_Work to complete_. List each line of the data that holds the string "computing".

(Data extracted from a collection)
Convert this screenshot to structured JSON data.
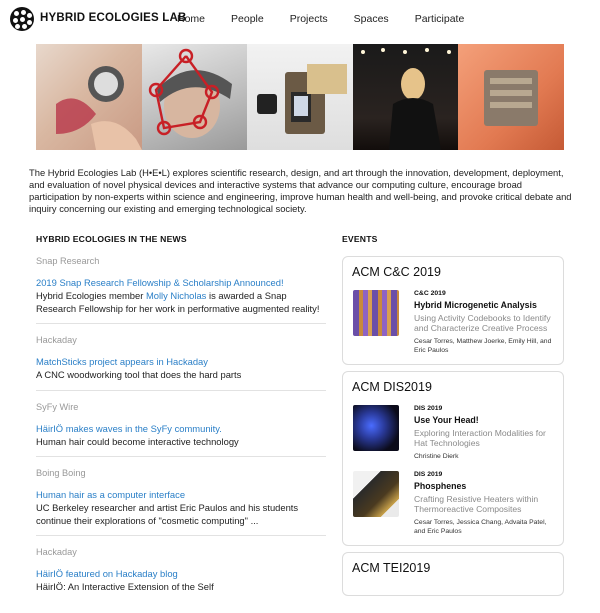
{
  "header": {
    "brand": "HYBRID ECOLOGIES LAB",
    "nav": [
      "Home",
      "People",
      "Projects",
      "Spaces",
      "Participate"
    ]
  },
  "banner_images": [
    "hand-watch-photo",
    "face-tracking-photo",
    "device-photo",
    "performer-photo",
    "skin-chip-photo"
  ],
  "intro": "The Hybrid Ecologies Lab (H•E•L) explores scientific research, design, and art through the innovation, development, deployment, and evaluation of novel physical devices and interactive systems that advance our computing culture, encourage broad participation by non-experts within science and engineering, improve human health and well-being, and provoke critical debate and inquiry concerning our existing and emerging technological society.",
  "news": {
    "title": "HYBRID ECOLOGIES IN THE NEWS",
    "items": [
      {
        "source": "Snap Research",
        "link": "2019 Snap Research Fellowship & Scholarship Announced!",
        "desc_pre": "Hybrid Ecologies member ",
        "desc_link": "Molly Nicholas",
        "desc_post": " is awarded a Snap Research Fellowship for her work in performative augmented reality!"
      },
      {
        "source": "Hackaday",
        "link": "MatchSticks project appears in Hackaday",
        "desc": "A CNC woodworking tool that does the hard parts"
      },
      {
        "source": "SyFy Wire",
        "link": "HäirIÖ makes waves in the SyFy community.",
        "desc": "Human hair could become interactive technology"
      },
      {
        "source": "Boing Boing",
        "link": "Human hair as a computer interface",
        "desc": "UC Berkeley researcher and artist Eric Paulos and his students continue their explorations of \"cosmetic computing\" ..."
      },
      {
        "source": "Hackaday",
        "link": "HäirIÖ featured on Hackaday blog",
        "desc": "HäirIÖ: An Interactive Extension of the Self"
      }
    ]
  },
  "events": {
    "title": "EVENTS",
    "cards": [
      {
        "heading": "ACM C&C 2019",
        "entries": [
          {
            "venue": "C&C 2019",
            "title": "Hybrid Microgenetic Analysis",
            "subtitle": "Using Activity Codebooks to Identify and Characterize Creative Process",
            "authors": "Cesar Torres, Matthew Joerke, Emily Hill, and Eric Paulos"
          }
        ]
      },
      {
        "heading": "ACM DIS2019",
        "entries": [
          {
            "venue": "DIS 2019",
            "title": "Use Your Head!",
            "subtitle": "Exploring Interaction Modalities for Hat Technologies",
            "authors": "Christine Dierk"
          },
          {
            "venue": "DIS 2019",
            "title": "Phosphenes",
            "subtitle": "Crafting Resistive Heaters within Thermoreactive Composites",
            "authors": "Cesar Torres, Jessica Chang, Advaita Patel, and Eric Paulos"
          }
        ]
      },
      {
        "heading": "ACM TEI2019",
        "entries": []
      }
    ]
  }
}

_Answer for the task_.
  "intro": "The Hybrid Ecologies Lab (H•E•L) explores scientific research, design, and art through the innovation, development, deployment, and evaluation of novel physical devices and interactive systems that advance our computing culture, encourage broad participation by non-experts within science and engineering, improve human health and well-being, and provoke critical debate and inquiry concerning our existing and emerging technological society.",
        "desc": "UC Berkeley researcher and artist Eric Paulos and his students continue their explorations of \"cosmetic computing\" ..."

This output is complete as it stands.